Freedom of Speech?

Freedom of Speech?

Well, here are the questions and answers:—

(1) What are your views on freedom of speech in the University? For instance, what do you think of the ban on sex and religion debates at V.U.C.?

"In a University it is essential that there should be the widest possible extent of freedom of speech. The reason for this is that the end and pulse of University education is the discovery of truth and the broadening of the bounds of knowledge. There are, of course, legal limitations such as those prescribed by the law relative to defamation, sedition and blasphemy. There are also those other less clearly defined limitations which are indicated by good sense, and good taste. In a University more perhaps than in other places, where the highest standard is so eminently desirable, free discussion should have due regard to those bounds which our sound judgment prescribes. Debates upon religions topics may well do more harm than good for the reason that most people hold to their religious ideals as matters of faith and conviction and the amount of emotional feeling—even bitterness—which such debates engender tends to destroy that very corporate life which it is no small part of University education to foster. Free discussion of sex matters would as a rule produce very few beneficial results and would tend to do more harm than good; I think that such discussions can produce good results only if they are conducted on [unclear: strickly] scientific lines and under responsible direction."
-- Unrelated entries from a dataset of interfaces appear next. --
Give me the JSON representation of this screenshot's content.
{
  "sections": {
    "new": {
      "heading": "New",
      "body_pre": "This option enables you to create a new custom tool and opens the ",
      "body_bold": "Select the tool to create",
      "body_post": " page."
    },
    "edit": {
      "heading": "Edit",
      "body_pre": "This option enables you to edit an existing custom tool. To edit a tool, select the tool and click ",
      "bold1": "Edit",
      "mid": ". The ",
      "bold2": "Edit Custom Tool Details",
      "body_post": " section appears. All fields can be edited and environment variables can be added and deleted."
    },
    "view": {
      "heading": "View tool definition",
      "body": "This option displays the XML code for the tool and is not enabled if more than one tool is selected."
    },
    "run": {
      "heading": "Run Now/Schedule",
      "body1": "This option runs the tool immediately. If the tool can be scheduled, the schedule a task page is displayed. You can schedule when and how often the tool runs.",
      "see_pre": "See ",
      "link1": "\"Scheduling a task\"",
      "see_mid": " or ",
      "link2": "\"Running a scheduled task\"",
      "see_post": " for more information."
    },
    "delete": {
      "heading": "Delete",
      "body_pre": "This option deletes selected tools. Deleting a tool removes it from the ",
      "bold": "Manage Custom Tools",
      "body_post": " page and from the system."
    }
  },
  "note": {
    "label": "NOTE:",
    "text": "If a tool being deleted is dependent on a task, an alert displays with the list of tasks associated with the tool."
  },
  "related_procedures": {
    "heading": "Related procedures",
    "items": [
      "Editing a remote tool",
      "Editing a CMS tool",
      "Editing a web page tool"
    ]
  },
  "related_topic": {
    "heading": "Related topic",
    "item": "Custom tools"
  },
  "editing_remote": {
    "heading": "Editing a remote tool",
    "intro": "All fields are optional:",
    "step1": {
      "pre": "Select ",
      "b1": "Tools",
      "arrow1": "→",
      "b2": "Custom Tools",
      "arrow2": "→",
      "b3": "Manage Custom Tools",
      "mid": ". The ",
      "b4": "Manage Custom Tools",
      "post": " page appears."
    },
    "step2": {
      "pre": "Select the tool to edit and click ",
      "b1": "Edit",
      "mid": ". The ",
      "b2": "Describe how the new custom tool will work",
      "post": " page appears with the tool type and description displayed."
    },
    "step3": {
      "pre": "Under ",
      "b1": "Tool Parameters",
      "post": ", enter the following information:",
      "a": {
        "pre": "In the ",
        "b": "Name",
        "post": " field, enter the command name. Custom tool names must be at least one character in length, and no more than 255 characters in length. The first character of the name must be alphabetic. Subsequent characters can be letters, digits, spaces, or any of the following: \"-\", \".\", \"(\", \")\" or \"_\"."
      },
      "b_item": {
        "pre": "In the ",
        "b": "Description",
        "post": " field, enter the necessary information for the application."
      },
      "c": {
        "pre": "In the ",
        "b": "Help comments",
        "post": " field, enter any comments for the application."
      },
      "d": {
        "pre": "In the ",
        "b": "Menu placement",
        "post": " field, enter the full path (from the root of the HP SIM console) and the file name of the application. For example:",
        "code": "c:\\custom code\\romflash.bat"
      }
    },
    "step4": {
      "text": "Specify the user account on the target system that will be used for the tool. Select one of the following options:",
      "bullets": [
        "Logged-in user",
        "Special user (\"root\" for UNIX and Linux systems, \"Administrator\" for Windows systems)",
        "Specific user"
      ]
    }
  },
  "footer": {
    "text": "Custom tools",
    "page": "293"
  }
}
(2) Do you think students should be allowed representation on the College Council?

"Yes certainly, but on certain conditions. For a long time I was strenuously opposed to the idea. My reason was that when first mooted the scheme provided that the students might choose either a graduate or an undergraduate and their representative was to have full voting rights. I thought, and still think, that it would be a mistake to have on the Council a young student who would have a complete knowledge of private matters affecting the staff and internal discipline generally. It seems to me, however, that if the representative was required to be a graduate of two years standing at the least, he would be in a good position to put forward the student viewpoint and I can see many reasons why he should have full voting rights."

(3) Who was responsible for the formation of the Association?

"The Association was founded by a small group of four or five citizens; the idea was put before a group of some 40 or 50 business men and others and was formally adopted by this group and put into operation."